▶ _WHAT THE TASK ASKS_: Exactly as written, retype the listing below, omitting the pictures.

************

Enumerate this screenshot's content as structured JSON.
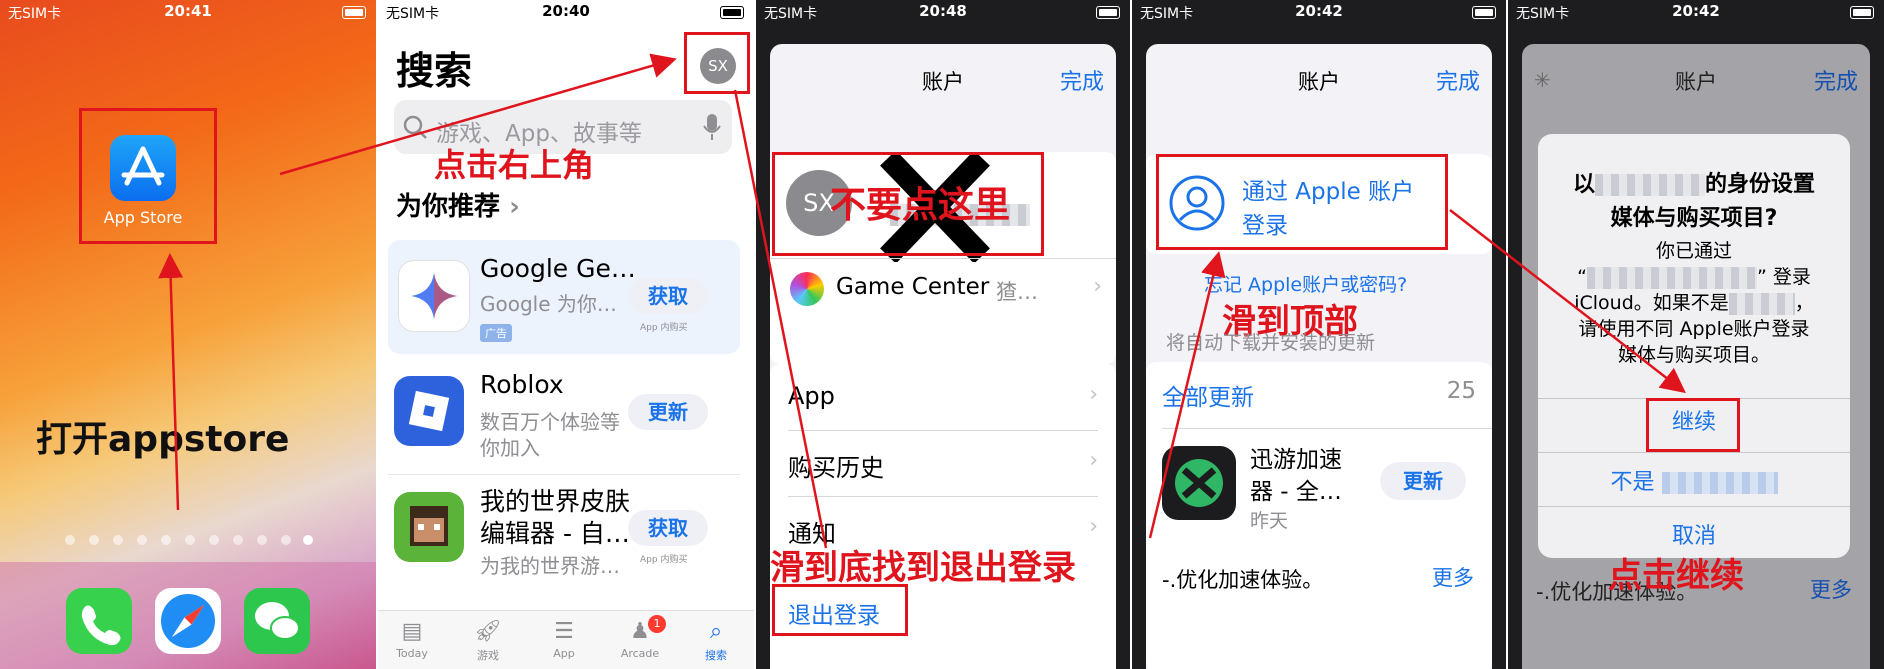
{
  "status_bars": [
    {
      "carrier": "无SIM卡",
      "time": "20:41"
    },
    {
      "carrier": "无SIM卡",
      "time": "20:40"
    },
    {
      "carrier": "无SIM卡",
      "time": "20:48"
    },
    {
      "carrier": "无SIM卡",
      "time": "20:42"
    },
    {
      "carrier": "无SIM卡",
      "time": "20:42"
    }
  ],
  "home": {
    "app_label": "App Store",
    "annotation": "打开appstore",
    "dock": [
      "phone-icon",
      "safari-icon",
      "wechat-icon"
    ]
  },
  "search": {
    "title": "搜索",
    "avatar": "SX",
    "placeholder": "游戏、App、故事等",
    "annotation": "点击右上角",
    "section": "为你推荐",
    "apps": [
      {
        "name": "Google Ge…",
        "subtitle": "Google 为你…",
        "badge": "广告",
        "button": "获取",
        "note": "App 内购买"
      },
      {
        "name": "Roblox",
        "subtitle1": "数百万个体验等",
        "subtitle2": "你加入",
        "button": "更新"
      },
      {
        "name1": "我的世界皮肤",
        "name2": "编辑器 - 自…",
        "subtitle": "为我的世界游…",
        "button": "获取",
        "note": "App 内购买"
      }
    ],
    "tabs": [
      {
        "label": "Today",
        "icon": "today-icon"
      },
      {
        "label": "游戏",
        "icon": "rocket-icon"
      },
      {
        "label": "App",
        "icon": "stack-icon"
      },
      {
        "label": "Arcade",
        "icon": "arcade-icon",
        "badge": "1"
      },
      {
        "label": "搜索",
        "icon": "search-icon"
      }
    ]
  },
  "account": {
    "title": "账户",
    "done": "完成",
    "avatar": "SX",
    "annotation_dont": "不要点这里",
    "game_center": "Game Center",
    "game_center_value": "猹…",
    "rows": [
      "App",
      "购买历史",
      "通知"
    ],
    "annotation_scroll": "滑到底找到退出登录",
    "sign_out": "退出登录"
  },
  "account_top": {
    "title": "账户",
    "done": "完成",
    "sign_in_line1": "通过 Apple 账户",
    "sign_in_line2": "登录",
    "forgot": "忘记 Apple账户或密码?",
    "annotation": "滑到顶部",
    "auto_text": "将自动下载并安装的更新",
    "update_all": "全部更新",
    "update_count": "25",
    "app_name1": "迅游加速",
    "app_name2": "器 - 全…",
    "app_date": "昨天",
    "update_btn": "更新",
    "note": "-.优化加速体验。",
    "more": "更多"
  },
  "alert": {
    "title": "账户",
    "done": "完成",
    "heading_prefix": "以",
    "heading_suffix": "的身份设置",
    "heading_line2": "媒体与购买项目?",
    "body1": "你已通过",
    "body2_a": "“",
    "body2_b": "” 登录",
    "body3_a": "iCloud。如果不是",
    "body3_b": "，",
    "body4": "请使用不同 Apple账户登录",
    "body5": "媒体与购买项目。",
    "continue": "继续",
    "not_prefix": "不是",
    "cancel": "取消",
    "annotation": "点击继续",
    "note": "-.优化加速体验。",
    "more": "更多"
  }
}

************

▶ _OUTPUT OF THE TASK_:
Enumerate this screenshot's content as structured JSON.
{
  "status_bars": [
    {
      "carrier": "无SIM卡",
      "time": "20:41"
    },
    {
      "carrier": "无SIM卡",
      "time": "20:40"
    },
    {
      "carrier": "无SIM卡",
      "time": "20:48"
    },
    {
      "carrier": "无SIM卡",
      "time": "20:42"
    },
    {
      "carrier": "无SIM卡",
      "time": "20:42"
    }
  ],
  "home": {
    "app_label": "App Store",
    "annotation": "打开appstore",
    "dock": [
      "phone-icon",
      "safari-icon",
      "wechat-icon"
    ]
  },
  "search": {
    "title": "搜索",
    "avatar": "SX",
    "placeholder": "游戏、App、故事等",
    "annotation": "点击右上角",
    "section": "为你推荐",
    "apps": [
      {
        "name": "Google Ge…",
        "subtitle": "Google 为你…",
        "badge": "广告",
        "button": "获取",
        "note": "App 内购买"
      },
      {
        "name": "Roblox",
        "subtitle1": "数百万个体验等",
        "subtitle2": "你加入",
        "button": "更新"
      },
      {
        "name1": "我的世界皮肤",
        "name2": "编辑器 - 自…",
        "subtitle": "为我的世界游…",
        "button": "获取",
        "note": "App 内购买"
      }
    ],
    "tabs": [
      {
        "label": "Today",
        "icon": "today-icon"
      },
      {
        "label": "游戏",
        "icon": "rocket-icon"
      },
      {
        "label": "App",
        "icon": "stack-icon"
      },
      {
        "label": "Arcade",
        "icon": "arcade-icon",
        "badge": "1"
      },
      {
        "label": "搜索",
        "icon": "search-icon"
      }
    ]
  },
  "account": {
    "title": "账户",
    "done": "完成",
    "avatar": "SX",
    "annotation_dont": "不要点这里",
    "game_center": "Game Center",
    "game_center_value": "猹…",
    "rows": [
      "App",
      "购买历史",
      "通知"
    ],
    "annotation_scroll": "滑到底找到退出登录",
    "sign_out": "退出登录"
  },
  "account_top": {
    "title": "账户",
    "done": "完成",
    "sign_in_line1": "通过 Apple 账户",
    "sign_in_line2": "登录",
    "forgot": "忘记 Apple账户或密码?",
    "annotation": "滑到顶部",
    "auto_text": "将自动下载并安装的更新",
    "update_all": "全部更新",
    "update_count": "25",
    "app_name1": "迅游加速",
    "app_name2": "器 - 全…",
    "app_date": "昨天",
    "update_btn": "更新",
    "note": "-.优化加速体验。",
    "more": "更多"
  },
  "alert": {
    "title": "账户",
    "done": "完成",
    "heading_prefix": "以",
    "heading_suffix": "的身份设置",
    "heading_line2": "媒体与购买项目?",
    "body1": "你已通过",
    "body2_a": "“",
    "body2_b": "” 登录",
    "body3_a": "iCloud。如果不是",
    "body3_b": "，",
    "body4": "请使用不同 Apple账户登录",
    "body5": "媒体与购买项目。",
    "continue": "继续",
    "not_prefix": "不是",
    "cancel": "取消",
    "annotation": "点击继续",
    "note": "-.优化加速体验。",
    "more": "更多"
  }
}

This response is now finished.